The whip of the wind against my cheeks felt fresh and sharp, but I wanted to savour the feeling of being here. Until dad and Eileen arrived a little later, the only sound was the wild howl of the wind up the pass, an intense noise that completely stripped away all other thoughts— it was impossible to think of anything but this view or to imagine myself anywhere other than on this pass.

Laguna Sarapococha

Laguna Santa Rosa

A rainbow of colours in Quebrada Sarapococha

Even though it’s somewhat famous as the base camp from which Joe Simpson and Simon Yates made a first ascent of Siula Grande’s west face (disaster ensuing), this is still a lesser-explored corner of the Huayhuash Circuit, a remote valley full of ice blue lakes just below the range’s tallest peaks. It’s a fair trek off the main trail (there’s essentially no “trail” to speak of out here), but Quebrada Sarapococha possesses a rugged, dramatic beauty that really is beyond compare— jagged peaks that have claimed many lives contrasting wildly with the dreamy blue of perfectly polished lakes.

There’s a distinct serenity to this place, the silence disturbed only by wind that howls over the mountains, and yet the grey clouds that swirl over the tempestuous summits of Siula Grande and Yerupajá are distinctly forbidding. It’s easy to see what draws climbers to the Cordillera Huayhuash, why young adventurers feel entranced by its dangerous beauty. I feel it myself.

Amidst it all: the deep blue of the lagunas ringed by green algae that almost seems to glow like a neon sign, set against the deep red of the moraines and the brilliant white of the glaciers. Exploring this part of the Cordillera Huayhuash feels like walking through an entire rainbow of colours that shouldn’t exist together, but somehow do. Nature is pure magic.

Camping beneath Rasac

Waking up beneath Rasac

Memorable for a whole host of reasons (not the least of which being a missing stepmum and a nearly hypothermic dad), waking up beneath Rasac on day 8 will still stand out in my mind as the most scenic of all our mornings on the Huayhuash Circuit.

Even with all the drama of the previous day and a lot of uncertainty still hanging overhead, poking my nose out of the tent to see blue skies and bright sun flaring across the glacier seemed like as clear an indication as any that everything was going to work out just fine. And it did.

Condors at Cerro Huacrish

Cairns at Cerro Huacrish

Golden morning at Cerro Huacrish

We fell behind schedule towards the end of the trip, to the point where we seriously had to consider taking a shortcut in order to meet our shuttle on time. With the 3pm deadline looming large overhead, dad and Eileen were forced to change their plans and hike out to Llamac, a small town where most people start and end the trek, but I just couldn’t bear the idea of missing a single mountain pass (and certainly not two). I would hike out over Sambuya and Rondoy Puntas alone.

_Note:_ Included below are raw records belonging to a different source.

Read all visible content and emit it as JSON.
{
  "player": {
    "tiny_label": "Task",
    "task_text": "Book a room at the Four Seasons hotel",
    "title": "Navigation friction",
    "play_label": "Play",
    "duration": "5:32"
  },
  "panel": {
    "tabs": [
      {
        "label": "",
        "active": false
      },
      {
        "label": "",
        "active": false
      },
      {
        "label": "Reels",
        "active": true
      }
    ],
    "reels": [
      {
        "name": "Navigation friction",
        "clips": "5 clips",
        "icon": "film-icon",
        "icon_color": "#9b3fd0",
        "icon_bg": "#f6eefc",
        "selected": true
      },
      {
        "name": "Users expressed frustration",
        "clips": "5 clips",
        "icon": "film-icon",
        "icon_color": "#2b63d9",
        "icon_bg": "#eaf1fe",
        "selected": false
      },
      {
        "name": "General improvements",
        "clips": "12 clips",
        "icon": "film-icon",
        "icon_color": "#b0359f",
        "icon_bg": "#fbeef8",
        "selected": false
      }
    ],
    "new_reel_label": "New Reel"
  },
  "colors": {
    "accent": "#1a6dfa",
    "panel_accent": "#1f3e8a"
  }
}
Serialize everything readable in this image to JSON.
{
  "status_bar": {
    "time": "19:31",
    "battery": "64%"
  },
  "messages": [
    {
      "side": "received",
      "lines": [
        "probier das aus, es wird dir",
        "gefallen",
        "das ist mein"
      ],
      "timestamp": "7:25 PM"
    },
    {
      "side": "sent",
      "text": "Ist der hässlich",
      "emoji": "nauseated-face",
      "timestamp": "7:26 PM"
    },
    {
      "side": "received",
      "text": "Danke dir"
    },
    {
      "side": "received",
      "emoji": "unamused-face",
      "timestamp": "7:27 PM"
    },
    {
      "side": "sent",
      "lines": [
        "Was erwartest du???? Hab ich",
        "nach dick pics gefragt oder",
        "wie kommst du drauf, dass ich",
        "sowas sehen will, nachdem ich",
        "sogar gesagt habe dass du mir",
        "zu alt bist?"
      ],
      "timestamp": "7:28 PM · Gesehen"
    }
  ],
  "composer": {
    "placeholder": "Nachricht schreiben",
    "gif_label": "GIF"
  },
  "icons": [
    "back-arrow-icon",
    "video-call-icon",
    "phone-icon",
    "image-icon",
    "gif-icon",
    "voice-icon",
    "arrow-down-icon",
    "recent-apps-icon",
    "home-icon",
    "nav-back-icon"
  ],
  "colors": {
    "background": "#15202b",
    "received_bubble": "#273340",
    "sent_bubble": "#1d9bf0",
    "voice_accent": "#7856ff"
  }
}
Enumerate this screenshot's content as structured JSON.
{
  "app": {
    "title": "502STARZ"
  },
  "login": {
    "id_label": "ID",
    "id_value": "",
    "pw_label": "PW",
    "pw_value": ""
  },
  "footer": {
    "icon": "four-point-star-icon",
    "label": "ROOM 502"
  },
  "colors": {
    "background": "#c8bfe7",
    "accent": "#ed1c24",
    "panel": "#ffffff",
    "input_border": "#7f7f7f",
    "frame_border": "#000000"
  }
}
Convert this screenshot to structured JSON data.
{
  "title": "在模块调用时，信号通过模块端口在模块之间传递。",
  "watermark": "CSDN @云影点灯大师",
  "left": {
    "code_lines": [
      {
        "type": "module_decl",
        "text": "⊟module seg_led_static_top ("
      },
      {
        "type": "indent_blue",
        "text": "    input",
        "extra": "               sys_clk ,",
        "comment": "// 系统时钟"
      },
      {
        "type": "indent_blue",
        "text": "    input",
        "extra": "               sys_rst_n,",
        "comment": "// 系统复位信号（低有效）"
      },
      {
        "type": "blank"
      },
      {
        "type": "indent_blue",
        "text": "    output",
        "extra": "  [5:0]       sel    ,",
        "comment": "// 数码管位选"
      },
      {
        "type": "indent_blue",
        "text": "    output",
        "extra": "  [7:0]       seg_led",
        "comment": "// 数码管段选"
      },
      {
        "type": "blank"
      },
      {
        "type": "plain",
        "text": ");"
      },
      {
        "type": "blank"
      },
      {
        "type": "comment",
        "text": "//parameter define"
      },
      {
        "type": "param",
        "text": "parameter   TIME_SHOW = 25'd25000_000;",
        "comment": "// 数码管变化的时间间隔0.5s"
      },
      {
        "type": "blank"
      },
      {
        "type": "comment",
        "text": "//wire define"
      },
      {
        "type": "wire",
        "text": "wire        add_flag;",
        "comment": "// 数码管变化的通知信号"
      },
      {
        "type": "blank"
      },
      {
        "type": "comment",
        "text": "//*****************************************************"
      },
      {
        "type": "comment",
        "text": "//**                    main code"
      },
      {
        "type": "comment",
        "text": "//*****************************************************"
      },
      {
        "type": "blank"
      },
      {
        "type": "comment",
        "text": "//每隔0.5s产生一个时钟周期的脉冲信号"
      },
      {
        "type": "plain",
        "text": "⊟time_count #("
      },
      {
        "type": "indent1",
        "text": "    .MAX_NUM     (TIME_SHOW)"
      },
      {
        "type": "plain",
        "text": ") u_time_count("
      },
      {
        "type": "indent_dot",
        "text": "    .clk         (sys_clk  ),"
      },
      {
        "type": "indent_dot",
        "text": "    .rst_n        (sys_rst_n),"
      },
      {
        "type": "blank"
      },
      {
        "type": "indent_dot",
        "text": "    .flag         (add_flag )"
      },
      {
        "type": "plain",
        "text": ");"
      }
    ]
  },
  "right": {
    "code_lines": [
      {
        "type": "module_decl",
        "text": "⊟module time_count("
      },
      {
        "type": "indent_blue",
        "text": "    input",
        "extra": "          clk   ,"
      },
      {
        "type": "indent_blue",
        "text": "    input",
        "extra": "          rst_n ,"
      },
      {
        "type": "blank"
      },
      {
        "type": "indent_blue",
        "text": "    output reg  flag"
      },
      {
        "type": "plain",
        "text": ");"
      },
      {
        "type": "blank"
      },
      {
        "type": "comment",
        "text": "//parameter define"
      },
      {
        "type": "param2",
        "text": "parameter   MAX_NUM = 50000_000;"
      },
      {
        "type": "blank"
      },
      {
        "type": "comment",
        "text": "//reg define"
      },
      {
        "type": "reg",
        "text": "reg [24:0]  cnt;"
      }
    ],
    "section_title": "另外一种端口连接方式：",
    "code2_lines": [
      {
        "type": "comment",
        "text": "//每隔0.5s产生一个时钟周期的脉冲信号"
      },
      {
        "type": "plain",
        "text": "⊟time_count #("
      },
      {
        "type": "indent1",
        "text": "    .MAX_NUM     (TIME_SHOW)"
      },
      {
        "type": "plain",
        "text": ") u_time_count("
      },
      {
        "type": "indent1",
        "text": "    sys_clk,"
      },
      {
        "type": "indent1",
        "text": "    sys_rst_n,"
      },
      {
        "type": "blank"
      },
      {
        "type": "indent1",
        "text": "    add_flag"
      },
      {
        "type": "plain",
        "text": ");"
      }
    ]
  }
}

Still, I had been feeling a lot of uncertainty about navigating this final stretch of trail, a variation from the traditional route. Nestled in my sleeping bag the night before, I just kept thinking what if I can’t find the way, what if I don’t make it in time, what if I end up incredibly lost and I can’t get back on route?!

But that morning, I set off under clear skies, a woman on a mission. With some difficulty, I found the trail from the pass and followed it up towards the ridgeline, confidence building with each step. And when I crested over the hill and looked back at camp, out at the Cordillera Huayhuash glowing in the early morning light, up at the enormous condors circling overhead, all of those worries suddenly melted away and I felt on top of the world. Strong and capable and sure that I’d be able to get wherever I needed to go. Ready to embrace the day and savour the challenge.

Ending the Huayhuash Circuit back in Quartelhuain

Closing the circuit

Arriving at the campsite where I first put my pack on and set off 10 whole days ago brought such an enormous sense of closure to this trip. I chucked my pack to the ground, pulled off my boots for the last time, and then sat admiring my grimy hands and dirt-streaked legs, evidence of the many kilometres walked and all the wild adventures had since I was last here. I felt changed in a million small ways.

Read more about the Huayhuash Circuit